Supreme Court Gives Competition a Booster Shot in Landmark Fair Use Decision

by: John Bergmayer (Public Knowledge)

I’m happy about the Supreme Court’s 6-2 decision in Google v. Oracle, affirming that Google’s reimplementation of the Java API for Android was a fair use and thus not copyright infringement. Google and Oracle’s competitions can breathe a sigh of relief, since a result that went the other way could have seriously inhibited the ability of smaller companies and new entrants to compete with established software giants.

Oracle is less happy, and frames the decision differently. In its statement, it says that the decision makes “the barriers to entry higher and the ability to compete lower.” The opposite is true.

It is correct that only companies like Google can afford to litigate a case for a decade, all the way to the Supreme Court. But now that it has done so, others can rely on the precedent it set, and its holding that reimplementing a software API to create a competing or compatible version is a fair use as a matter of law. This is a very strong fair use opinion that would seem to cover most kinds of API reimplementation, which the court correctly found is essential to competition, new market entry, and interoperability. 

It is also true that even with strong precedent on your side, you might still have to litigate a fair use case, since fair use is so fact-specific. In many ways it would have been cleaner if the Court had recognized that APIs should not receive any copyright protection at all, as Public Knowledge asked the Court to do. At the same time, the Court’s reasoning is not limited to APIs and would seem to cover other forms of compatibility, cloning, and reverse engineering. Some of the Court’s reasoning might have applicability beyond software—not just its lucid description of the purpose of copyright itself (to promote the creation of new works, which includes allowing the creation of new works via fair use) but in other areas.

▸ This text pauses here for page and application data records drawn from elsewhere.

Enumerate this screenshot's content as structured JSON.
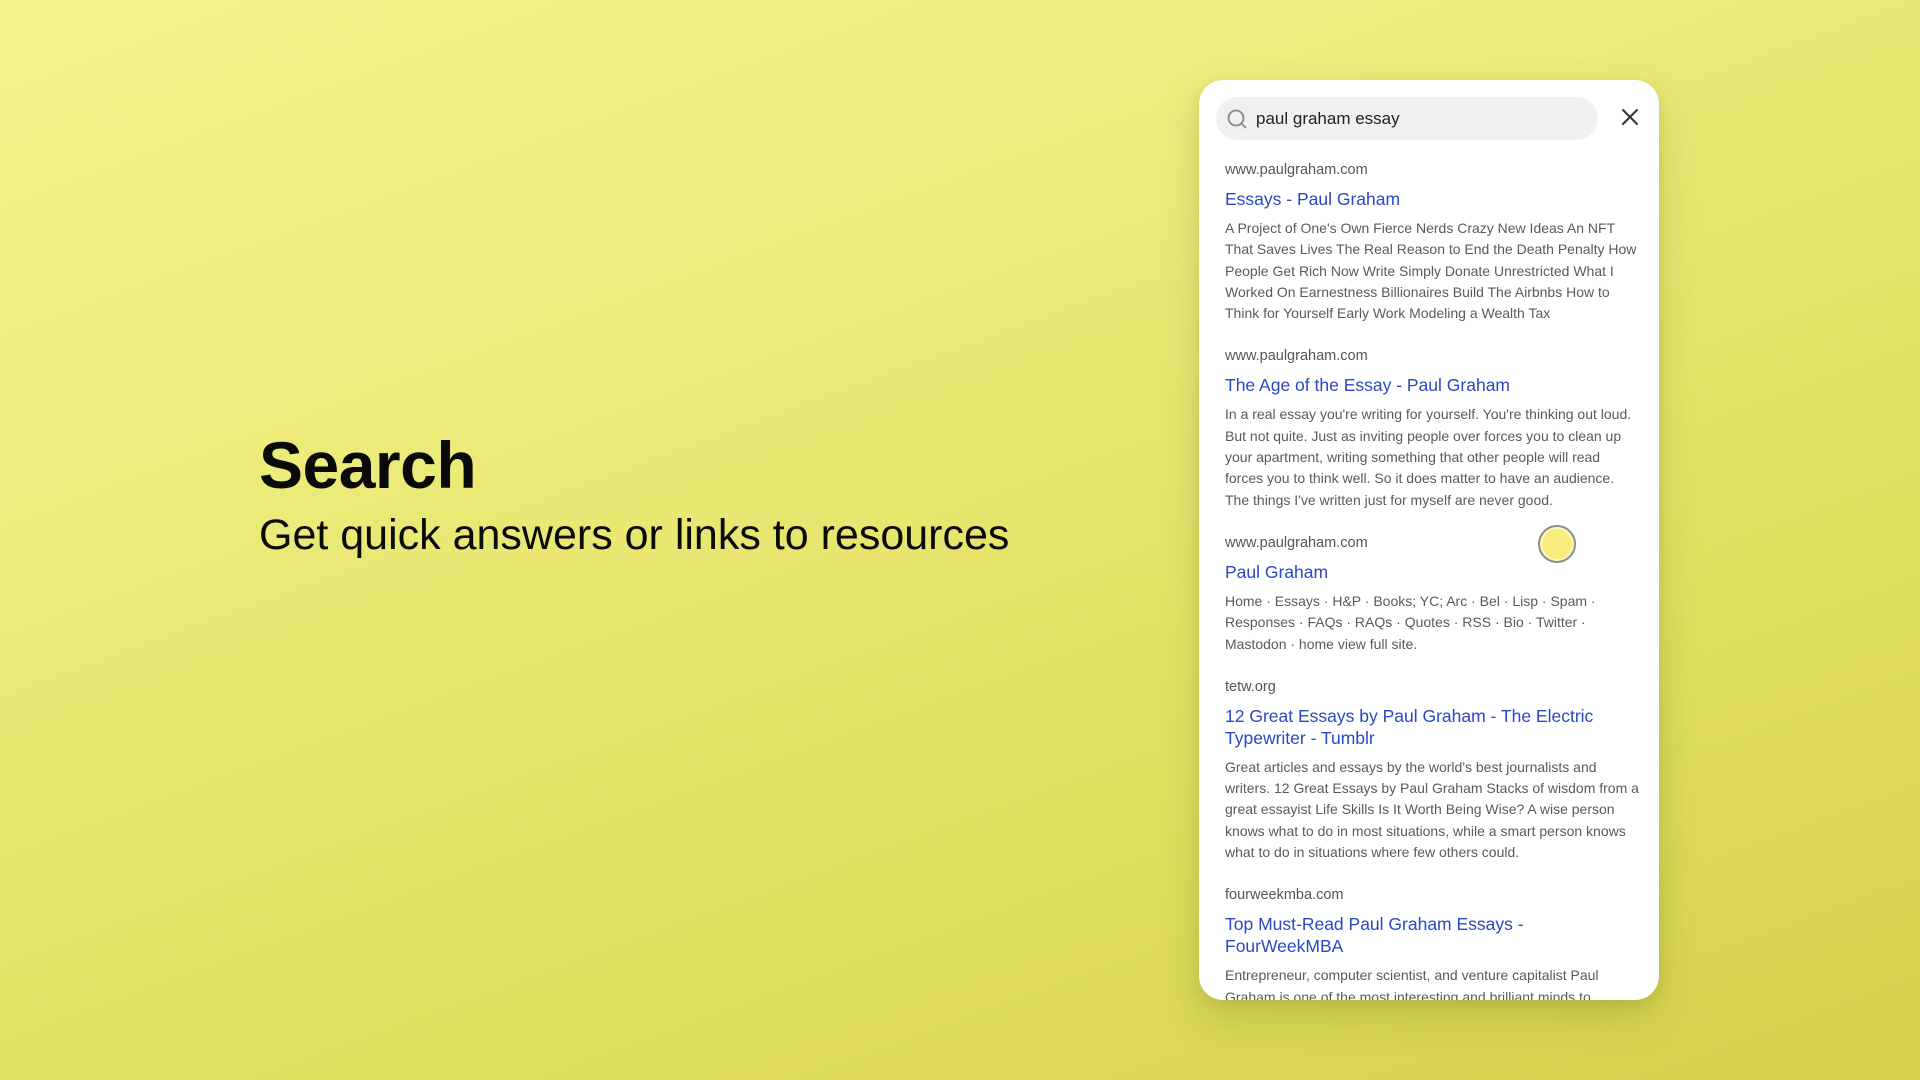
{
  "hero": {
    "title": "Search",
    "subtitle": "Get quick answers or links to resources"
  },
  "search": {
    "value": "paul graham essay",
    "icon": "search-icon",
    "close_icon": "close-icon"
  },
  "results": [
    {
      "domain": "www.paulgraham.com",
      "title": "Essays - Paul Graham",
      "snippet": "A Project of One's Own Fierce Nerds Crazy New Ideas An NFT That Saves Lives The Real Reason to End the Death Penalty How People Get Rich Now Write Simply Donate Unrestricted What I Worked On Earnestness Billionaires Build The Airbnbs How to Think for Yourself Early Work Modeling a Wealth Tax"
    },
    {
      "domain": "www.paulgraham.com",
      "title": "The Age of the Essay - Paul Graham",
      "snippet": "In a real essay you're writing for yourself. You're thinking out loud. But not quite. Just as inviting people over forces you to clean up your apartment, writing something that other people will read forces you to think well. So it does matter to have an audience. The things I've written just for myself are never good."
    },
    {
      "domain": "www.paulgraham.com",
      "title": "Paul Graham",
      "snippet": "Home · Essays · H&P · Books; YC; Arc · Bel · Lisp · Spam · Responses · FAQs · RAQs · Quotes · RSS · Bio · Twitter · Mastodon · home view full site."
    },
    {
      "domain": "tetw.org",
      "title": "12 Great Essays by Paul Graham - The Electric Typewriter - Tumblr",
      "snippet": "Great articles and essays by the world's best journalists and writers. 12 Great Essays by Paul Graham Stacks of wisdom from a great essayist Life Skills Is It Worth Being Wise? A wise person knows what to do in most situations, while a smart person knows what to do in situations where few others could."
    },
    {
      "domain": "fourweekmba.com",
      "title": "Top Must-Read Paul Graham Essays - FourWeekMBA",
      "snippet": "Entrepreneur, computer scientist, and venture capitalist Paul Graham is one of the most interesting and brilliant minds to"
    }
  ]
}
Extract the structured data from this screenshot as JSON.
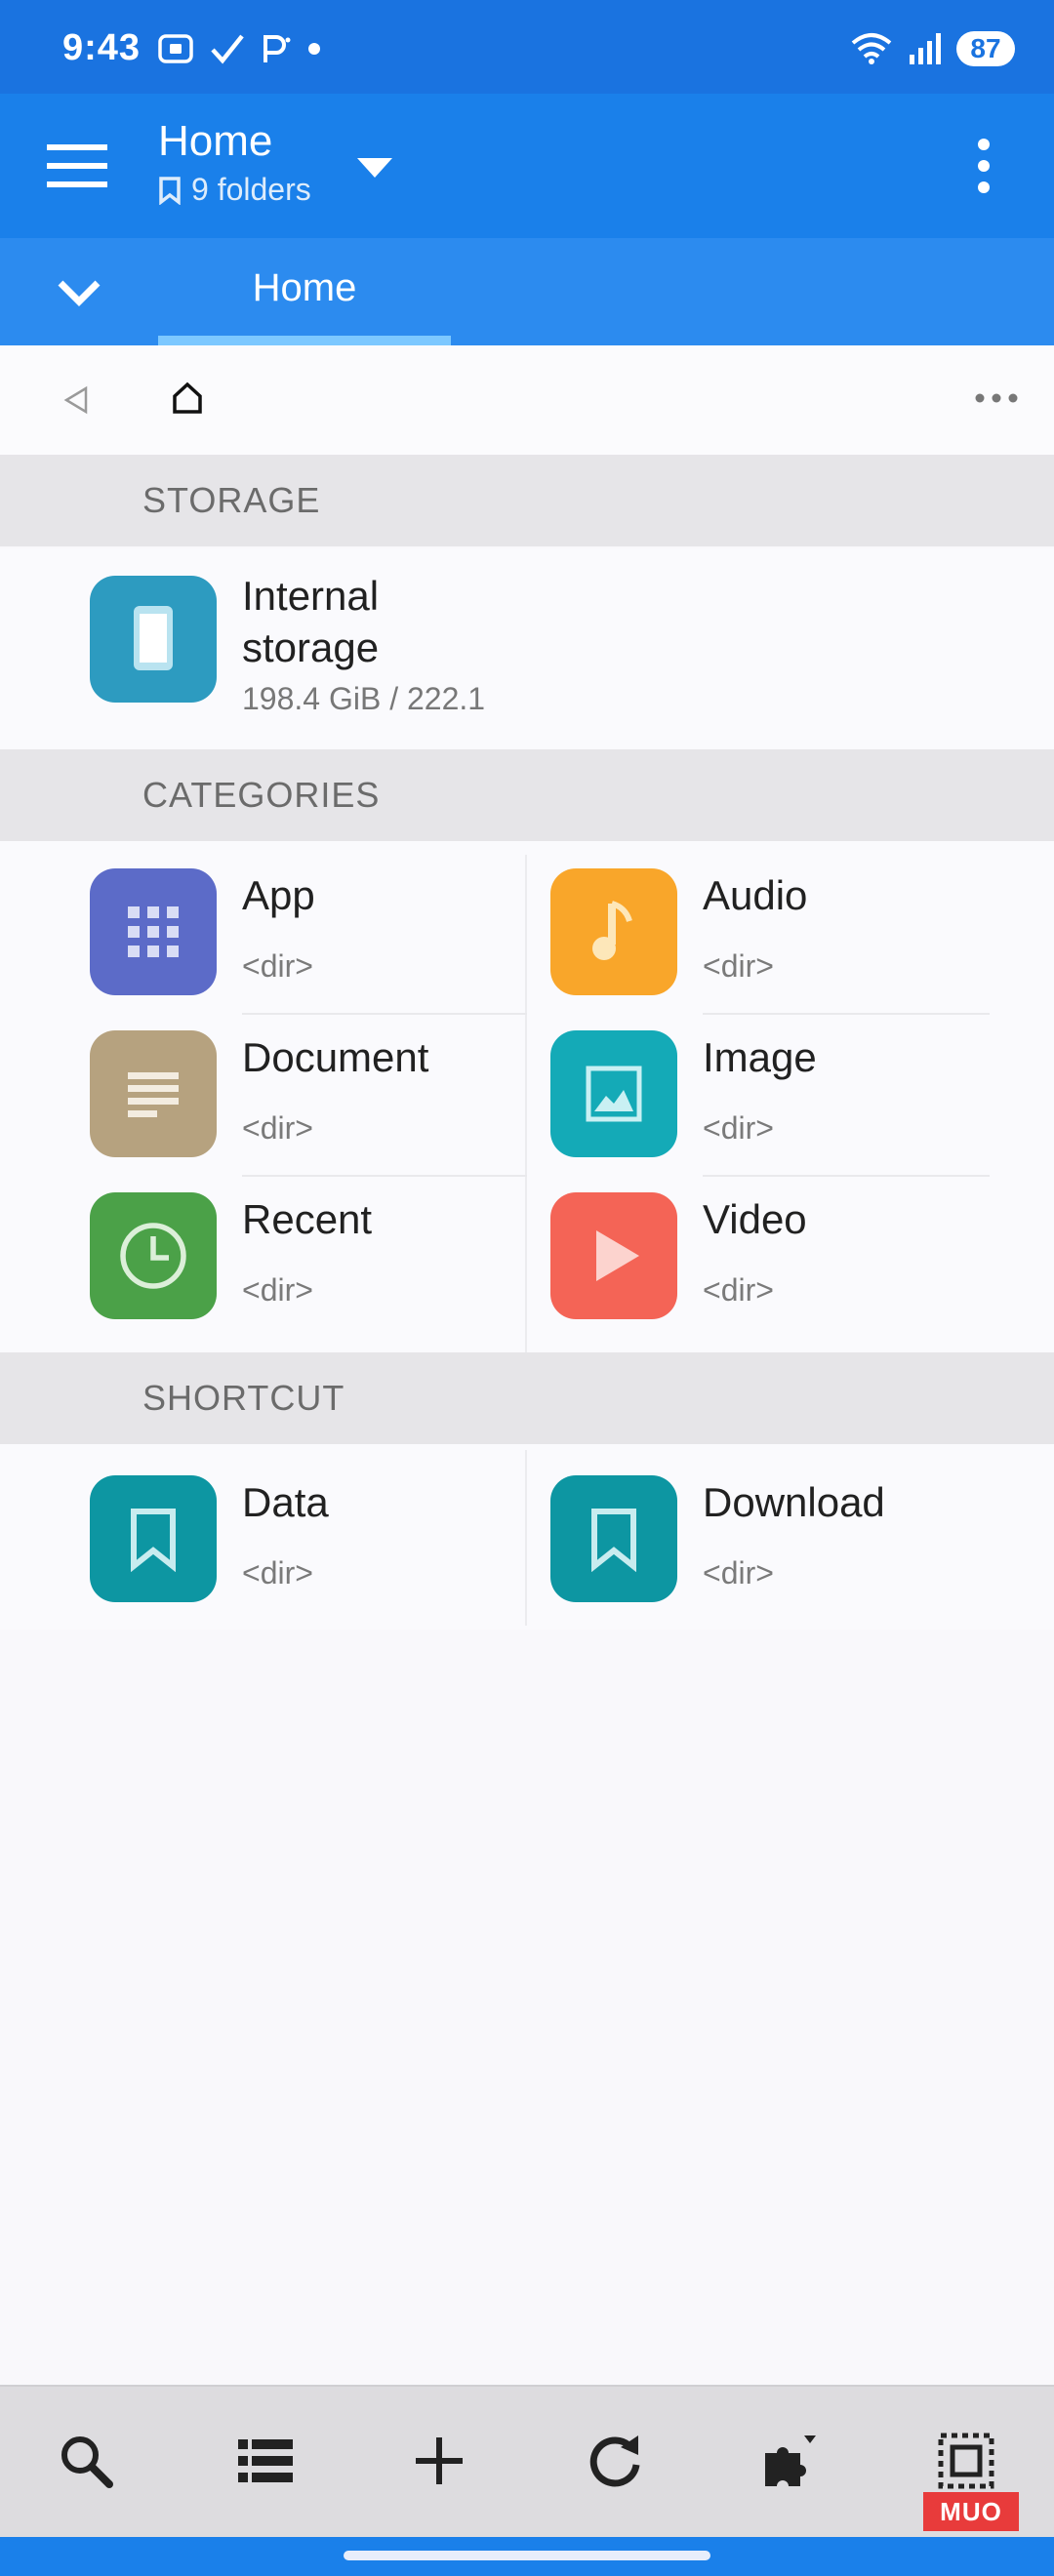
{
  "status_bar": {
    "time": "9:43",
    "battery": "87"
  },
  "app_bar": {
    "title": "Home",
    "subtitle": "9 folders"
  },
  "tabs": [
    {
      "label": "Home"
    }
  ],
  "sections": {
    "storage": "STORAGE",
    "categories": "CATEGORIES",
    "shortcut": "SHORTCUT"
  },
  "storage": {
    "name": "Internal storage",
    "size": "198.4 GiB / 222.1",
    "color": "#2d9bc0"
  },
  "categories": [
    {
      "name": "App",
      "sub": "<dir>",
      "color": "#5c6bc8",
      "icon": "apps-grid-icon"
    },
    {
      "name": "Audio",
      "sub": "<dir>",
      "color": "#f9a62a",
      "icon": "music-note-icon"
    },
    {
      "name": "Document",
      "sub": "<dir>",
      "color": "#b6a27f",
      "icon": "document-icon"
    },
    {
      "name": "Image",
      "sub": "<dir>",
      "color": "#14aab7",
      "icon": "image-icon"
    },
    {
      "name": "Recent",
      "sub": "<dir>",
      "color": "#4ba148",
      "icon": "clock-icon"
    },
    {
      "name": "Video",
      "sub": "<dir>",
      "color": "#f46456",
      "icon": "play-icon"
    }
  ],
  "shortcuts": [
    {
      "name": "Data",
      "sub": "<dir>",
      "color": "#0d96a2",
      "icon": "bookmark-icon"
    },
    {
      "name": "Download",
      "sub": "<dir>",
      "color": "#0d96a2",
      "icon": "bookmark-icon"
    }
  ],
  "bottom_bar": [
    {
      "icon": "search-icon"
    },
    {
      "icon": "list-view-icon"
    },
    {
      "icon": "add-icon"
    },
    {
      "icon": "refresh-icon"
    },
    {
      "icon": "plugin-icon"
    },
    {
      "icon": "select-icon"
    }
  ],
  "watermark": "MUO",
  "colors": {
    "status_bar": "#1a73e0",
    "app_bar": "#1a80ea",
    "tab_bar": "#2c8bef",
    "tab_indicator": "#7cc8ff"
  }
}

For example, in its analysis of the fourth fair use factor—effect on the market—the Court noted that plaintiffs cannot simply assert that they have lost revenue from the fair use itself, as this is simply circular, and that courts must look to the broader public benefits that could result from a fair use holding, not just the effect on the parties to the case…